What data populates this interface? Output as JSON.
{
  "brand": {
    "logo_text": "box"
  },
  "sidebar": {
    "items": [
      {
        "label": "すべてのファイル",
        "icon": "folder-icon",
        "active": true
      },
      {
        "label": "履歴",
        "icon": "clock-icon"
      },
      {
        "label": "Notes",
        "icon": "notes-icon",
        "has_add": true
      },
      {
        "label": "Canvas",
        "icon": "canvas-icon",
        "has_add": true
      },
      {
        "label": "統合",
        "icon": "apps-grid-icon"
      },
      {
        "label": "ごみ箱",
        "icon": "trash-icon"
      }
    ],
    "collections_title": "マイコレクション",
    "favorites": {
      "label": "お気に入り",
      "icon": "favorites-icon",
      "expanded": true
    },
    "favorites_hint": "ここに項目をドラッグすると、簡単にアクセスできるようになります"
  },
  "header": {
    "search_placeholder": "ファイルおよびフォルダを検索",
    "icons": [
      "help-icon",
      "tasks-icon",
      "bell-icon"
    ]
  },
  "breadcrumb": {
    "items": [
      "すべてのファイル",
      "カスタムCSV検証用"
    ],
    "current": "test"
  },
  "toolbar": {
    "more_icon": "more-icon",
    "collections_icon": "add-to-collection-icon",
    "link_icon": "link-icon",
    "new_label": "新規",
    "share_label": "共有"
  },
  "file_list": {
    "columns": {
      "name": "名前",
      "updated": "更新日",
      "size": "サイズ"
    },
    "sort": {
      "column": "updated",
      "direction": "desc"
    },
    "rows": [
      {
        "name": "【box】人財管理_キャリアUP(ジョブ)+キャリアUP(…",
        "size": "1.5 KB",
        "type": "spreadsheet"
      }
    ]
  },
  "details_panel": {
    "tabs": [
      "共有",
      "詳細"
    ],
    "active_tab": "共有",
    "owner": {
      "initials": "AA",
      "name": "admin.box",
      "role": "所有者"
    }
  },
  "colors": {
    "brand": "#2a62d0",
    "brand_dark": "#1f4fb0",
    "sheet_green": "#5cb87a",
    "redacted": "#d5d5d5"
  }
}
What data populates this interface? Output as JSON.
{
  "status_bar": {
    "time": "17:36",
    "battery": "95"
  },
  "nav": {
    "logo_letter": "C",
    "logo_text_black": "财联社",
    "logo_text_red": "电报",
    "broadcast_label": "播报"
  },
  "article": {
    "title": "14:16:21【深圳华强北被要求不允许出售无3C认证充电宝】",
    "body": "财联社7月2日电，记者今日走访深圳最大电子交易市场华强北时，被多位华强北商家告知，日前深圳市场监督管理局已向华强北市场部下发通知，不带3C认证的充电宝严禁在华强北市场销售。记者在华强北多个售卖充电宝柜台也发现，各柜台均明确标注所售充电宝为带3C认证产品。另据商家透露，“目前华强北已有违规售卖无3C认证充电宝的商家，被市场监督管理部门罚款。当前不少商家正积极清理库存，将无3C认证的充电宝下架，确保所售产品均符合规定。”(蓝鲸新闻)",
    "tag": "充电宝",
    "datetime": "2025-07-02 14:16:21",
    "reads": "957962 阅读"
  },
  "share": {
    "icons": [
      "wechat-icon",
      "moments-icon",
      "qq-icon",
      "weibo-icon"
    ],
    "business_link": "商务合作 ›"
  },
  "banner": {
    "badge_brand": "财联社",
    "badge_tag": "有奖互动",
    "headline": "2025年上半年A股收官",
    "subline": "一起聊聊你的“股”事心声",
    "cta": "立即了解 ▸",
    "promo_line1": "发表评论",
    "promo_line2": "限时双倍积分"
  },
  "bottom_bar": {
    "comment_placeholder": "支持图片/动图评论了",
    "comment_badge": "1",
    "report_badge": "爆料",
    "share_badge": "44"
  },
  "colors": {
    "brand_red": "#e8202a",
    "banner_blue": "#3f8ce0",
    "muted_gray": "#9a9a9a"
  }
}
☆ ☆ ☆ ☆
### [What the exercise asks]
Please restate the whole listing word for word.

### [Response to this task]
What data populates this interface? Output as JSON.
{
  "brand": {
    "logo_text": "box"
  },
  "sidebar": {
    "items": [
      {
        "label": "すべてのファイル",
        "icon": "folder-icon",
        "active": true
      },
      {
        "label": "履歴",
        "icon": "clock-icon"
      },
      {
        "label": "Notes",
        "icon": "notes-icon",
        "has_add": true
      },
      {
        "label": "Canvas",
        "icon": "canvas-icon",
        "has_add": true
      },
      {
        "label": "統合",
        "icon": "apps-grid-icon"
      },
      {
        "label": "ごみ箱",
        "icon": "trash-icon"
      }
    ],
    "collections_title": "マイコレクション",
    "favorites": {
      "label": "お気に入り",
      "icon": "favorites-icon",
      "expanded": true
    },
    "favorites_hint": "ここに項目をドラッグすると、簡単にアクセスできるようになります"
  },
  "header": {
    "search_placeholder": "ファイルおよびフォルダを検索",
    "icons": [
      "help-icon",
      "tasks-icon",
      "bell-icon"
    ]
  },
  "breadcrumb": {
    "items": [
      "すべてのファイル",
      "カスタムCSV検証用"
    ],
    "current": "test"
  },
  "toolbar": {
    "more_icon": "more-icon",
    "collections_icon": "add-to-collection-icon",
    "link_icon": "link-icon",
    "new_label": "新規",
    "share_label": "共有"
  },
  "file_list": {
    "columns": {
      "name": "名前",
      "updated": "更新日",
      "size": "サイズ"
    },
    "sort": {
      "column": "updated",
      "direction": "desc"
    },
    "rows": [
      {
        "name": "【box】人財管理_キャリアUP(ジョブ)+キャリアUP(…",
        "size": "1.5 KB",
        "type": "spreadsheet"
      }
    ]
  },
  "details_panel": {
    "tabs": [
      "共有",
      "詳細"
    ],
    "active_tab": "共有",
    "owner": {
      "initials": "AA",
      "name": "admin.box",
      "role": "所有者"
    }
  },
  "colors": {
    "brand": "#2a62d0",
    "brand_dark": "#1f4fb0",
    "sheet_green": "#5cb87a",
    "redacted": "#d5d5d5"
  }
}
What data populates this interface? Output as JSON.
{
  "status_bar": {
    "time": "17:36",
    "battery": "95"
  },
  "nav": {
    "logo_letter": "C",
    "logo_text_black": "财联社",
    "logo_text_red": "电报",
    "broadcast_label": "播报"
  },
  "article": {
    "title": "14:16:21【深圳华强北被要求不允许出售无3C认证充电宝】",
    "body": "财联社7月2日电，记者今日走访深圳最大电子交易市场华强北时，被多位华强北商家告知，日前深圳市场监督管理局已向华强北市场部下发通知，不带3C认证的充电宝严禁在华强北市场销售。记者在华强北多个售卖充电宝柜台也发现，各柜台均明确标注所售充电宝为带3C认证产品。另据商家透露，“目前华强北已有违规售卖无3C认证充电宝的商家，被市场监督管理部门罚款。当前不少商家正积极清理库存，将无3C认证的充电宝下架，确保所售产品均符合规定。”(蓝鲸新闻)",
    "tag": "充电宝",
    "datetime": "2025-07-02 14:16:21",
    "reads": "957962 阅读"
  },
  "share": {
    "icons": [
      "wechat-icon",
      "moments-icon",
      "qq-icon",
      "weibo-icon"
    ],
    "business_link": "商务合作 ›"
  },
  "banner": {
    "badge_brand": "财联社",
    "badge_tag": "有奖互动",
    "headline": "2025年上半年A股收官",
    "subline": "一起聊聊你的“股”事心声",
    "cta": "立即了解 ▸",
    "promo_line1": "发表评论",
    "promo_line2": "限时双倍积分"
  },
  "bottom_bar": {
    "comment_placeholder": "支持图片/动图评论了",
    "comment_badge": "1",
    "report_badge": "爆料",
    "share_badge": "44"
  },
  "colors": {
    "brand_red": "#e8202a",
    "banner_blue": "#3f8ce0",
    "muted_gray": "#9a9a9a"
  }
}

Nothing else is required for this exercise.